The influencer media kit should have a legal disclosure policy and any other guidelines and requirements for campaigns. If an influencer agrees to partner, this will make them legally bound to follow the disclosure policy. Then, if the influencer doesn’t comply, the brand can take action.
Choose Authentic Influencers
Some influencers are committed to ethics. One of the best ways brands can ensure influencer marketing ethics is by choosing ethical and authentic influencers. These influencers built a name for themselves by being honest, forthright, and trustworthy, even with paid content. The audience expects this behavior from them and they have a strong reputation.
Brands should check out the posts from influencers to see which content is created for brands. If they have proper disclosure, then it’s a safe assumption that the content they create is generally compliant.
In addition, brands should see if the product reviews and promotions are biased or overly promotional. Even with a disclosure, this still comes across as inauthentic to the audience.
This is a good example of an influencer showcasing a product in an authentic way.
Give Influencers Freedom
One way brands can behave unethically is by trying to control everything an influencer says. For example, some brands provide influencers with pre-written captions for sponsored posts or dictate too much of the content, which makes the promotion representative of the brand and not the influencer’s opinion of the brand.
When this happens, it’s essentially just a self-made ad masquerading as an influencer’s content. It may not be truly unethical, but it’s certainly not authentic. This could cost both the brand and the influencer a potentially valuable audience, not to mention that it could harm future influencer partnerships for the brand.
Brands need to give influencers creative freedom in creating content. While it’s important for brands to have some guidelines and expectations, influencers can’t produce their best work when they’re controlled and micromanaged. They need some creative freedom and trust.
Pay Influencers Fairly
Another ethical issue that’s been growing in influencer marketing is poor pay. Influencers should be paid fairly for their time, personal brand equity, and audience. The influencer community has been increasingly open about their experiences getting “low-balled” by brands.
It’s essential for brands to be ethical about compensation for influencers. Performance metrics, such as sales, reach, traffic, engagements, and more can help brands determine what’s appropriate for a specific influencer.
Partner with Diverse Influencers
A lack of diversity and inclusivity in influencer marketing has also been gaining attention. As a result, consumers are demanding that brands make a commitment to diversity and inclusivity when partnering with influencers.
Consequences of Unethical Campaigns

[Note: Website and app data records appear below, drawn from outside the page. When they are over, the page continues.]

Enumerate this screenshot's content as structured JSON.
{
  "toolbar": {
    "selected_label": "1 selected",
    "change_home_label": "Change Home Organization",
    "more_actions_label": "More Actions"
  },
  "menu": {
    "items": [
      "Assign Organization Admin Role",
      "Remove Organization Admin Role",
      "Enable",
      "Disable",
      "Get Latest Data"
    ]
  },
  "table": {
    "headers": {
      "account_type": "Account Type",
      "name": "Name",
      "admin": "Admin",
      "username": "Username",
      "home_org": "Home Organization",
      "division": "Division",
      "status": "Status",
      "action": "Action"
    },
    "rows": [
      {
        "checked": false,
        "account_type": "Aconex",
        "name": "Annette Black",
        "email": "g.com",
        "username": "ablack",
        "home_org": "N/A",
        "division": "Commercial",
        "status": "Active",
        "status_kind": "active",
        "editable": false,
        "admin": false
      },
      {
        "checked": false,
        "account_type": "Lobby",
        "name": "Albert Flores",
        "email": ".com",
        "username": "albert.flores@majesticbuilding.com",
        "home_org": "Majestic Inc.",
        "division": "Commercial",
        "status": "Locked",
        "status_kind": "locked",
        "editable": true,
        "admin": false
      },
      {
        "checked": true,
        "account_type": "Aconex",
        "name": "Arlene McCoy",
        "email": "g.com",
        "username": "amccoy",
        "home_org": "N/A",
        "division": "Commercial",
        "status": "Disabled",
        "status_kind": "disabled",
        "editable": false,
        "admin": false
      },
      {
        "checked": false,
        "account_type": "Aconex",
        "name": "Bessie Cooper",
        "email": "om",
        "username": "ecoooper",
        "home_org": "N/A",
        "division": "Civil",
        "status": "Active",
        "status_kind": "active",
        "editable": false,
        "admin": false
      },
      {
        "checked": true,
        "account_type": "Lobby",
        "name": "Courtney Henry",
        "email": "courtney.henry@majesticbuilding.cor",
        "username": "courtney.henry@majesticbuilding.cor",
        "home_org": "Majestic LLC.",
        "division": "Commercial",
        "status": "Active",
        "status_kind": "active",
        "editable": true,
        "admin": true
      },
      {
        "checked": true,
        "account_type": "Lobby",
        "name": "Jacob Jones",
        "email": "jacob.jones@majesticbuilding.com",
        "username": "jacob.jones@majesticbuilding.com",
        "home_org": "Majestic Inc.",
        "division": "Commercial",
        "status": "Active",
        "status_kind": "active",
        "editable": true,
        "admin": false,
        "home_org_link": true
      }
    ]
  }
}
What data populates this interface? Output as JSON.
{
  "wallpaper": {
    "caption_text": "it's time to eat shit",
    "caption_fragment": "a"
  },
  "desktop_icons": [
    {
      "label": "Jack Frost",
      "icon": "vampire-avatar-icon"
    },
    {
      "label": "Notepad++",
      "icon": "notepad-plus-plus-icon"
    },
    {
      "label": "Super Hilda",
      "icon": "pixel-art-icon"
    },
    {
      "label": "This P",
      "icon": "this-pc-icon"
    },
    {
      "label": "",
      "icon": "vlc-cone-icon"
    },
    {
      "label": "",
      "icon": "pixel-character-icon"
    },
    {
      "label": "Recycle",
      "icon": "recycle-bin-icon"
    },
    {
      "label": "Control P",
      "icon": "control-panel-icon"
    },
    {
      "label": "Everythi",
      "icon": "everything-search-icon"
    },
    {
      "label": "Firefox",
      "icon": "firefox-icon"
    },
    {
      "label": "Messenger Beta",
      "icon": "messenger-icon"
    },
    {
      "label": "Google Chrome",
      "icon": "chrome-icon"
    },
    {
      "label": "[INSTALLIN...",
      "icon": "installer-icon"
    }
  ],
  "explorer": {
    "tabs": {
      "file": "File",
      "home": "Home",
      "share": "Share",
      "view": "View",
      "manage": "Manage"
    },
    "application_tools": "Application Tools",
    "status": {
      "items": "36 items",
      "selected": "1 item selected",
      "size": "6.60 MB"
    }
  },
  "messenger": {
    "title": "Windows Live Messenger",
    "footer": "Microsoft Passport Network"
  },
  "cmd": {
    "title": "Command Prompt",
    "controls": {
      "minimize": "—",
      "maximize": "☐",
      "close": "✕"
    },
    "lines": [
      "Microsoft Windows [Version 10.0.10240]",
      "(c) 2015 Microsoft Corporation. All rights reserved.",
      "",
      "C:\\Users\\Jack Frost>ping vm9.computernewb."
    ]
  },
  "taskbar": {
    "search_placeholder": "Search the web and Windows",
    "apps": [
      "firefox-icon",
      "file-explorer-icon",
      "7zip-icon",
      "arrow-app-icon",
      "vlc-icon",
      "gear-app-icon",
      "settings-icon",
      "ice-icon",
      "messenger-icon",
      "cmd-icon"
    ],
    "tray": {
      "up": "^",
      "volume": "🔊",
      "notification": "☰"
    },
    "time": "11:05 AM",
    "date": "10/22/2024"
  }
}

If a product is advertised by an influencer without a proper disclosure, it could attract the attention of the authorities. This is more likely if the influencer and the brand – or both – are well known. Micro-influencers and small brands may get away with unethical practices, but not always.
Some believe that influencer content should be taken with “a grain of salt” as just another type of advertising. While that’s technically true, that doesn’t mean it shouldn’t be properly disclosed. When consumers watch television, they’re aware of what’s an advertisement and what’s not. Even more subtle marketing, such as product placement, is still recognized.
Worse yet, some of the promoted products could be unhealthy, harmful, or a scam, like the FYRE Festival. Influencers shouldn’t necessarily be held responsible for that, but they could be if they’re touting a product as something they actually use and not simply a paid post.
The Bottom Line on Ethical Influencer Marketing
Even without legal ramifications, unethical influencer marketing is not a good practice. Consumers care about brand ethics and hold brands to higher standards now than they once did. And aside from that, rampant deceptive advertising or misleading information among influencers and brands could create the same mistrust that made influencer marketing appealing in the first place.